-- Record set follows --

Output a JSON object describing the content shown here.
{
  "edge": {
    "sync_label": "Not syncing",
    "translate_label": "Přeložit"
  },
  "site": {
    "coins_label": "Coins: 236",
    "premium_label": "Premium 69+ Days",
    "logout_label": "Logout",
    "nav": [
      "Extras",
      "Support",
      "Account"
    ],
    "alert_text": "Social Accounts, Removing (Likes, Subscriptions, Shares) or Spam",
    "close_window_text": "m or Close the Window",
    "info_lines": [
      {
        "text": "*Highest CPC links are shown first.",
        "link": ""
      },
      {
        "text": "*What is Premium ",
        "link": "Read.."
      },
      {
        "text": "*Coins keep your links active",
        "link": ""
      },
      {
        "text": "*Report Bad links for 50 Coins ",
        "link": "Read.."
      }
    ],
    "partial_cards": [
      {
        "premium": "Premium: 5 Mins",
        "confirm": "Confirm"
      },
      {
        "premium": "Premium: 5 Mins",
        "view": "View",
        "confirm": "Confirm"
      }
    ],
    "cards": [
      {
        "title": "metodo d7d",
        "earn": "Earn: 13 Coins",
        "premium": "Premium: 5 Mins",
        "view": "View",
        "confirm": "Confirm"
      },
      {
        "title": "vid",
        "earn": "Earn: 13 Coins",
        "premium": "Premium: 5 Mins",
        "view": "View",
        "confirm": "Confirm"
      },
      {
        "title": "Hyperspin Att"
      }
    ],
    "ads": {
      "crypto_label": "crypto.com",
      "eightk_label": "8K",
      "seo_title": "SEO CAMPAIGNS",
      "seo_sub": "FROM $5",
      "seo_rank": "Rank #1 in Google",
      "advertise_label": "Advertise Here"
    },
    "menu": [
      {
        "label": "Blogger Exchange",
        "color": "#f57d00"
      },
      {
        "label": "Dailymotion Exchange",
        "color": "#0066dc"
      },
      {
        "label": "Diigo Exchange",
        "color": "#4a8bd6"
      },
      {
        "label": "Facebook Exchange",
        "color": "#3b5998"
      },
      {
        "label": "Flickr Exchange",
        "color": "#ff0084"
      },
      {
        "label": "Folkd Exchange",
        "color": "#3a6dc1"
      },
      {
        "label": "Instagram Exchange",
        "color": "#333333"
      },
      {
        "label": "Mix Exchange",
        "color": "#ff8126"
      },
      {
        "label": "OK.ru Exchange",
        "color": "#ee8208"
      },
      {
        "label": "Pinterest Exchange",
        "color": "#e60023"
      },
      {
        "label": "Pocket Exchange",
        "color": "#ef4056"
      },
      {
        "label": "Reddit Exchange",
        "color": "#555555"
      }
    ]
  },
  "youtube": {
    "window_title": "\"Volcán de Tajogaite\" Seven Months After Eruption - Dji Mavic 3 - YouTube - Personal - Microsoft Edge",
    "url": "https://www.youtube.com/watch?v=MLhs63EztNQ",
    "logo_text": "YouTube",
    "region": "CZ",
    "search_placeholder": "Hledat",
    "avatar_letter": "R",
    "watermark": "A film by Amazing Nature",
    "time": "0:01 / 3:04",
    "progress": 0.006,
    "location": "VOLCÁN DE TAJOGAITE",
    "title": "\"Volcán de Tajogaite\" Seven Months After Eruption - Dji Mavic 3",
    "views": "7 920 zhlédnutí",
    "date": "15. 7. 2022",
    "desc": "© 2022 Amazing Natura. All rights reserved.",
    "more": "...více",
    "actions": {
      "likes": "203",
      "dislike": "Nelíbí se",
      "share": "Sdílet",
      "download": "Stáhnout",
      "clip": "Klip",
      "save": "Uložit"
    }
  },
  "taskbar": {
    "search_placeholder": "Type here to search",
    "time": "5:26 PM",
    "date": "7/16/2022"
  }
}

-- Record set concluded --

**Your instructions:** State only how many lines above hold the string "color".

**Answer to the problem:** 12